Pits of 50 cm3  at a distance of 30 cm away from the base, on the northern side of supporting tree are taken with the onset of monsoon. The pits are filled with a mixture of top soil, farmyard manure @ five kg/pit and 150 g rock phosphate. Neem cake @ one kg and Trichoderma harzianum @ 50 g also may be mixed with the mixture at the time of planting. With the onset of monsoon, two-three rooted cuttings of black pepper are planted individually in the pits on the northern side of each standard. At least one node of the cutting should be kept below the soil for better anchorage.

Cultural practices
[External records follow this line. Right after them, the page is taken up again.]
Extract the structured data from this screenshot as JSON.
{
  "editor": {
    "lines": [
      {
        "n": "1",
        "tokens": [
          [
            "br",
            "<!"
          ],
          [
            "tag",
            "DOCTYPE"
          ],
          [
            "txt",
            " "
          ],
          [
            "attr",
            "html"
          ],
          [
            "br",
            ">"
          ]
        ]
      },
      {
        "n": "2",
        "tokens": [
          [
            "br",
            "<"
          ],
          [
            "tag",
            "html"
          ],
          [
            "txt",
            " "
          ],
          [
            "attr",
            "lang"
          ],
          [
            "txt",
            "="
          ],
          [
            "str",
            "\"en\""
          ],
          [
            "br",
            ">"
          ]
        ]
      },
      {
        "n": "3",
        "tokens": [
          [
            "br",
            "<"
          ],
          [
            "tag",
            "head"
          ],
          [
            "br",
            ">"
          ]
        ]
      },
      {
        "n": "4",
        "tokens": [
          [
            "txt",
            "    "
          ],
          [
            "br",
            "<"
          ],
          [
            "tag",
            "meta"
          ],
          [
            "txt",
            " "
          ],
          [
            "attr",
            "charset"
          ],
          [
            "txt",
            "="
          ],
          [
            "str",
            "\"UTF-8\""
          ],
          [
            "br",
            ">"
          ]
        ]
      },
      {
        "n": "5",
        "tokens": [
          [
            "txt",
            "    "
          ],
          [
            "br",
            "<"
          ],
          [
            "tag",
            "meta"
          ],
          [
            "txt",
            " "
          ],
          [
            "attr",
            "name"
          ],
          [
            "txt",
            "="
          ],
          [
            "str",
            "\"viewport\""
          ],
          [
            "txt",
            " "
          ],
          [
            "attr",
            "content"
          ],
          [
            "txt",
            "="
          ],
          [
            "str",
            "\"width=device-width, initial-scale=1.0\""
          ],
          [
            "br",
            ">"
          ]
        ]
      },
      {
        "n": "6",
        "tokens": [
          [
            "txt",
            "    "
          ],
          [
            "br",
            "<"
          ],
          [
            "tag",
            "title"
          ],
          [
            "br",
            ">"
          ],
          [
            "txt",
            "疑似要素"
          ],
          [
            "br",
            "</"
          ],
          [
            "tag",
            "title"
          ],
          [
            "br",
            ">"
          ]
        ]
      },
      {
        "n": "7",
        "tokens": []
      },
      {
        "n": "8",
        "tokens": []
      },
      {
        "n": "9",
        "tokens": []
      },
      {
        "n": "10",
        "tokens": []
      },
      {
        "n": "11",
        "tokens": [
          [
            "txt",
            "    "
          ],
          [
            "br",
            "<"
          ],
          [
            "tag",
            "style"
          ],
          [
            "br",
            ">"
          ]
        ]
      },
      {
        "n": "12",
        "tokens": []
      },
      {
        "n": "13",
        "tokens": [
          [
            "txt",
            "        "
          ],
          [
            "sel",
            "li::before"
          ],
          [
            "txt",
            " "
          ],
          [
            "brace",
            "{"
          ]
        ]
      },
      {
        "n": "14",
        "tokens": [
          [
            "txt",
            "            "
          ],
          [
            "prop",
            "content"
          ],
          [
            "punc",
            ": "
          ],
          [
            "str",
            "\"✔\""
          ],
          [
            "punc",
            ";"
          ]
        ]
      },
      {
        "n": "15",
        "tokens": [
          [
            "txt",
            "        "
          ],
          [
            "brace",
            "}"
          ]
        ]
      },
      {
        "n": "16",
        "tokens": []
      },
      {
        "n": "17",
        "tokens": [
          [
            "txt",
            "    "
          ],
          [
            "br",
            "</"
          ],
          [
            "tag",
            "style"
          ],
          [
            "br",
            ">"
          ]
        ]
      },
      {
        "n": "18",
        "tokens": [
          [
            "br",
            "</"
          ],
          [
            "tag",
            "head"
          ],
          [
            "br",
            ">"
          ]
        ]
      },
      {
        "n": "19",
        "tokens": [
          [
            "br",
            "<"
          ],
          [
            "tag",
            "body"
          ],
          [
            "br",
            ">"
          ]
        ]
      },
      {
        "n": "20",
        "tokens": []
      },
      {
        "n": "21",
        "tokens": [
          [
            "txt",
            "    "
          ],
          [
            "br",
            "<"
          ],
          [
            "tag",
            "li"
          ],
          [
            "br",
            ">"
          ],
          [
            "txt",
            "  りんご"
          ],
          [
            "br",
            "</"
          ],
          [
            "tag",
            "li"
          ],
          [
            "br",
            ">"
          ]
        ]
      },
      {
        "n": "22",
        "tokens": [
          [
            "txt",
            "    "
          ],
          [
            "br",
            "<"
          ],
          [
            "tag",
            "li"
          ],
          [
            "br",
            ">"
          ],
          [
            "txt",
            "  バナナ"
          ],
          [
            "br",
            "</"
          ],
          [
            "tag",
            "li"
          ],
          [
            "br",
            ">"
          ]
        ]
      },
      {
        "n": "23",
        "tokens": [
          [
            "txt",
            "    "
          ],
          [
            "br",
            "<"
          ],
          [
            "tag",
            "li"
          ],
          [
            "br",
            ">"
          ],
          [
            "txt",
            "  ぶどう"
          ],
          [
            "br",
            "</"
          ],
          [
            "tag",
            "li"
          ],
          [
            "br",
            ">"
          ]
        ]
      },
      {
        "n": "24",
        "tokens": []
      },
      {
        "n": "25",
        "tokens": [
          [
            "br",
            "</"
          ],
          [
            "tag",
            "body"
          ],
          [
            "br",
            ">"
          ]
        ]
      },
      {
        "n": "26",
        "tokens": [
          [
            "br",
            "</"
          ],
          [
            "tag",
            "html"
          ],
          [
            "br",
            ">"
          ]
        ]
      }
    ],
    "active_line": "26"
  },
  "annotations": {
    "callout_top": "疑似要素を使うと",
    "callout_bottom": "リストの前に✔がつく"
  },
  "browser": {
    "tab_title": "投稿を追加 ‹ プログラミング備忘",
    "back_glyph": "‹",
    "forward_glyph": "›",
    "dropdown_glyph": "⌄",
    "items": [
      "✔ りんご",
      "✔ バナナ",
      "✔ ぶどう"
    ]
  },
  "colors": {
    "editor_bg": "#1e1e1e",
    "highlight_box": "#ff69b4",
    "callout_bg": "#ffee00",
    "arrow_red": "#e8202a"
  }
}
As the cuttings grow, the shoots are tied to the standards as often as required. The young vines should be protected from hot sun during summer by providing artificial shade. Regulation of shade by lopping the branches of standards is necessary not only for providing optimum light to the vines but also for enabling the standards to grow straight. Adequate mulch with green leaf or organic matter should be applied towards the end of North East monsoon. The base of the vines should not be disturbed so as to avoid root damage. During the second year, the same cultural practices are repeated. However, lopping of standards should be done carefully from the fourth year onwards, not only to regulate height of the standards, but also to shade the black pepper vines optimally. Lopping may be done twice (during June and September) in a year. Excessive shading during flowering and fruiting encourages pest infestations. From the fourth year, two diggings are usually given, one during May-June, and the other towards the end of south-west monsoon in October-November. Growing cover crops like  Calapogonium mucunoides and Mimosa invisa are also recommended under West Coast conditions as an effective soil cover to prevent soil erosion during rainy season. Further, they dry during summer, leaving thick organic mulch. Manuring and fertilizer application Manuring and fertilizer application for pepper vines is to be done for black proper establishment and growth of plants.  Recommended nutrient dosage for black pepper vines (3 years and above) are as follows.
NPK 50:50: 150 grams/vine/year (General recommendation)
NPK 50:50: 200 grams/vine/year (for Panniyur and similar areas)
NPK 140:55: 270 grams/vine/year (for Kozhikode and similar areas)
Only one-third of this dosage should be applied during the first year which is increased to two-thirds in the second year. The full dose is given from the third year onwards. It is better to apply the fertilizers in two split doses, one in May-June and the other in August- September. The fertilizers are applied at a distance of about 30 cm all around the vine and covered with a thick layer of soil. Care should be taken to avoid direct contact of fertilizers with roots of black pepper. Organic manures in the form of cattle manure or compost can be given @ 10 kg/vine during May. Neem cake @ 1 kg/vine can also be applied. Application of lime @ 500 g/vine in April-May during alternate years is also recommended. When biofertilizer like Azospirillum is applied @ 100 grams/vine, the recommended nitrogen dose may be reduced by half to 70 g/vine. In soils that are deficient in zinc or magnesium, foliar application of 0.25 per cent  zinc sulphate twice a year (May-June and September-October) and soil application of 150 grams/vine magnesium sulphate, respectively is recommended.